**Problem**. Would you please write out the records below exactly as they appear?

------ Data ------

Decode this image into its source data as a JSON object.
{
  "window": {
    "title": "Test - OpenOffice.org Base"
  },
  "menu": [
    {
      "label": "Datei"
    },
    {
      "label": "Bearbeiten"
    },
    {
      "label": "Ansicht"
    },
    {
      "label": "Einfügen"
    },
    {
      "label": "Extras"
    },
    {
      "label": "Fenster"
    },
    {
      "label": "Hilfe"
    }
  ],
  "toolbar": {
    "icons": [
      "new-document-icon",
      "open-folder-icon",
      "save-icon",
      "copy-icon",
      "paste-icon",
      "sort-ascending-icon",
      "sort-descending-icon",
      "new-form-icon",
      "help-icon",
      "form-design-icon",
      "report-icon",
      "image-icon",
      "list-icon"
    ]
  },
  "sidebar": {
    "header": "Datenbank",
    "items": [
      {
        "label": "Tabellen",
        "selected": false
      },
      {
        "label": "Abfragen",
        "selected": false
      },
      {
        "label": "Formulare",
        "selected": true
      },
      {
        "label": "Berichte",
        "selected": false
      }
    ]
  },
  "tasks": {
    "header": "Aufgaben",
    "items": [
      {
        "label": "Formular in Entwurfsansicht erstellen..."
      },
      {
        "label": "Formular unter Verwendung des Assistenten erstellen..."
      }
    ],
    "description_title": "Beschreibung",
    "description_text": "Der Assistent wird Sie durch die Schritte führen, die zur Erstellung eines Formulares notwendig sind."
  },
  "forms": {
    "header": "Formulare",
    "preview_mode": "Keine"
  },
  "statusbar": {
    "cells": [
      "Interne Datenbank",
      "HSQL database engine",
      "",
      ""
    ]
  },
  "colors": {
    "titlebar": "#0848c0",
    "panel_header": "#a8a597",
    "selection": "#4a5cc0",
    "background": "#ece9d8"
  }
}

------

**Exercise solution**.
Decode this image into its source data as a JSON object.
{
  "window": {
    "title": "Test - OpenOffice.org Base"
  },
  "menu": [
    {
      "label": "Datei"
    },
    {
      "label": "Bearbeiten"
    },
    {
      "label": "Ansicht"
    },
    {
      "label": "Einfügen"
    },
    {
      "label": "Extras"
    },
    {
      "label": "Fenster"
    },
    {
      "label": "Hilfe"
    }
  ],
  "toolbar": {
    "icons": [
      "new-document-icon",
      "open-folder-icon",
      "save-icon",
      "copy-icon",
      "paste-icon",
      "sort-ascending-icon",
      "sort-descending-icon",
      "new-form-icon",
      "help-icon",
      "form-design-icon",
      "report-icon",
      "image-icon",
      "list-icon"
    ]
  },
  "sidebar": {
    "header": "Datenbank",
    "items": [
      {
        "label": "Tabellen",
        "selected": false
      },
      {
        "label": "Abfragen",
        "selected": false
      },
      {
        "label": "Formulare",
        "selected": true
      },
      {
        "label": "Berichte",
        "selected": false
      }
    ]
  },
  "tasks": {
    "header": "Aufgaben",
    "items": [
      {
        "label": "Formular in Entwurfsansicht erstellen..."
      },
      {
        "label": "Formular unter Verwendung des Assistenten erstellen..."
      }
    ],
    "description_title": "Beschreibung",
    "description_text": "Der Assistent wird Sie durch die Schritte führen, die zur Erstellung eines Formulares notwendig sind."
  },
  "forms": {
    "header": "Formulare",
    "preview_mode": "Keine"
  },
  "statusbar": {
    "cells": [
      "Interne Datenbank",
      "HSQL database engine",
      "",
      ""
    ]
  },
  "colors": {
    "titlebar": "#0848c0",
    "panel_header": "#a8a597",
    "selection": "#4a5cc0",
    "background": "#ece9d8"
  }
}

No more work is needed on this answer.